(Component data from apps and pages)
※

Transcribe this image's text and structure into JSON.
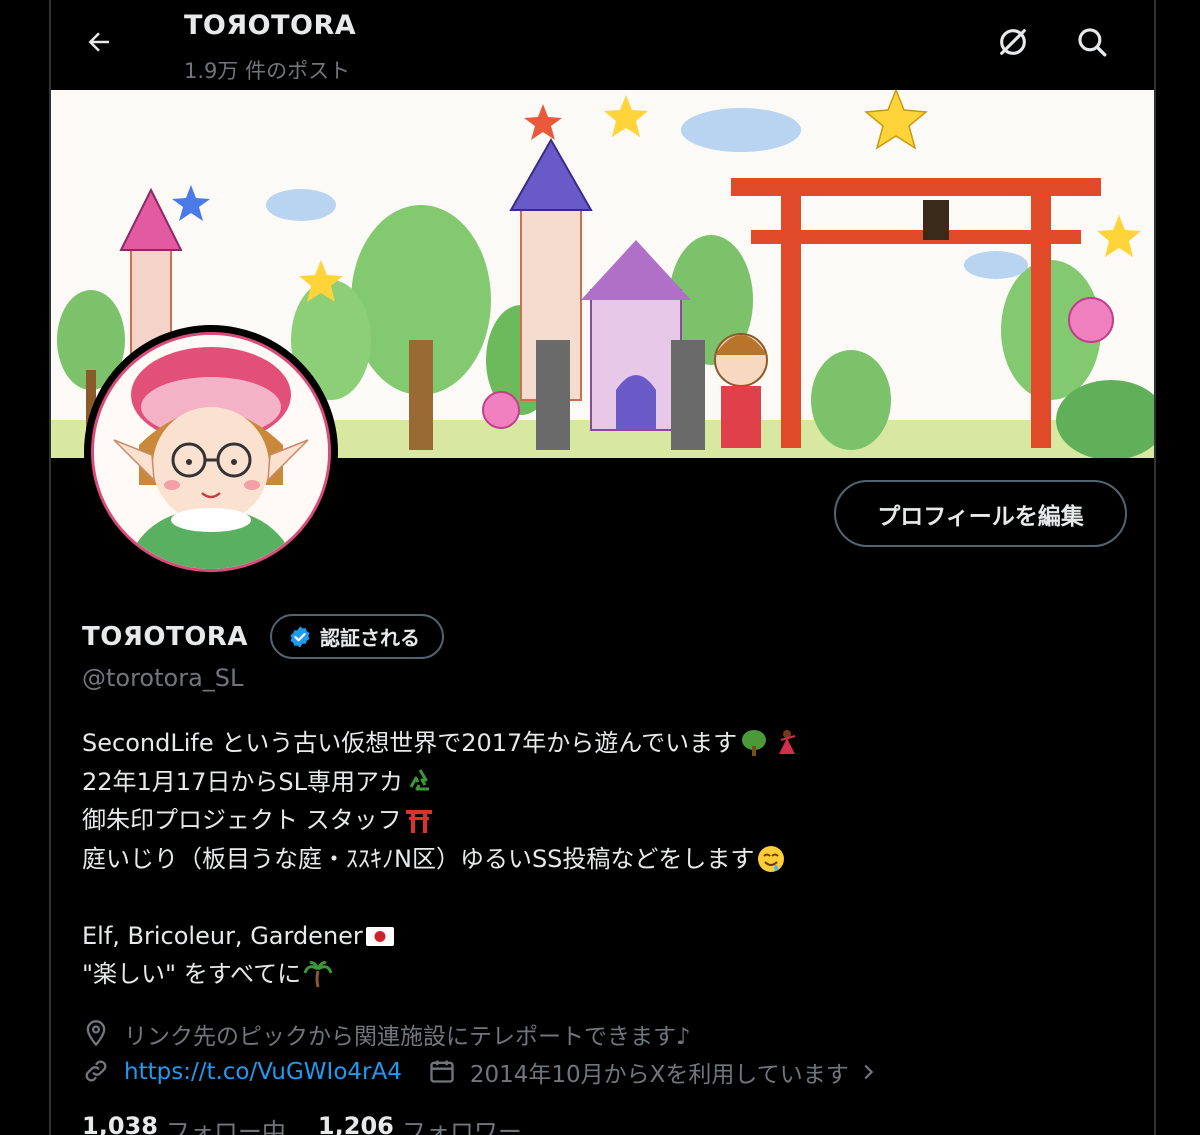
{
  "header": {
    "title": "TOЯOTORA",
    "post_count": "1.9万 件のポスト"
  },
  "profile": {
    "display_name": "TOЯOTORA",
    "verified_label": "認証される",
    "handle": "@torotora_SL",
    "edit_button": "プロフィールを編集"
  },
  "bio": {
    "line1": "SecondLife という古い仮想世界で2017年から遊んでいます",
    "line2": "22年1月17日からSL専用アカ",
    "line3": "御朱印プロジェクト スタッフ",
    "line4": "庭いじり（板目うな庭・ｽｽｷﾉN区）ゆるいSS投稿などをします",
    "line5": "Elf, Bricoleur, Gardener",
    "line6": "\"楽しい\" をすべてに"
  },
  "meta": {
    "location": "リンク先のピックから関連施設にテレポートできます♪",
    "url": "https://t.co/VuGWIo4rA4",
    "joined": "2014年10月からXを利用しています"
  },
  "stats": {
    "following_count": "1,038",
    "following_label": "フォロー中",
    "followers_count": "1,206",
    "followers_label": "フォロワー"
  },
  "colors": {
    "background": "#000000",
    "text": "#e7e9ea",
    "muted": "#71767b",
    "link": "#1d9bf0",
    "border": "#536471",
    "verified": "#1d9bf0"
  },
  "icons": [
    "back-arrow-icon",
    "grok-icon",
    "search-icon",
    "verified-badge-icon",
    "location-icon",
    "link-icon",
    "calendar-icon",
    "chevron-right-icon"
  ]
}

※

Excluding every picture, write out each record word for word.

Response area:
Transcribe this image's text and structure into JSON.
{
  "header": {
    "title": "TOЯOTORA",
    "post_count": "1.9万 件のポスト"
  },
  "profile": {
    "display_name": "TOЯOTORA",
    "verified_label": "認証される",
    "handle": "@torotora_SL",
    "edit_button": "プロフィールを編集"
  },
  "bio": {
    "line1": "SecondLife という古い仮想世界で2017年から遊んでいます",
    "line2": "22年1月17日からSL専用アカ",
    "line3": "御朱印プロジェクト スタッフ",
    "line4": "庭いじり（板目うな庭・ｽｽｷﾉN区）ゆるいSS投稿などをします",
    "line5": "Elf, Bricoleur, Gardener",
    "line6": "\"楽しい\" をすべてに"
  },
  "meta": {
    "location": "リンク先のピックから関連施設にテレポートできます♪",
    "url": "https://t.co/VuGWIo4rA4",
    "joined": "2014年10月からXを利用しています"
  },
  "stats": {
    "following_count": "1,038",
    "following_label": "フォロー中",
    "followers_count": "1,206",
    "followers_label": "フォロワー"
  },
  "colors": {
    "background": "#000000",
    "text": "#e7e9ea",
    "muted": "#71767b",
    "link": "#1d9bf0",
    "border": "#536471",
    "verified": "#1d9bf0"
  },
  "icons": [
    "back-arrow-icon",
    "grok-icon",
    "search-icon",
    "verified-badge-icon",
    "location-icon",
    "link-icon",
    "calendar-icon",
    "chevron-right-icon"
  ]
}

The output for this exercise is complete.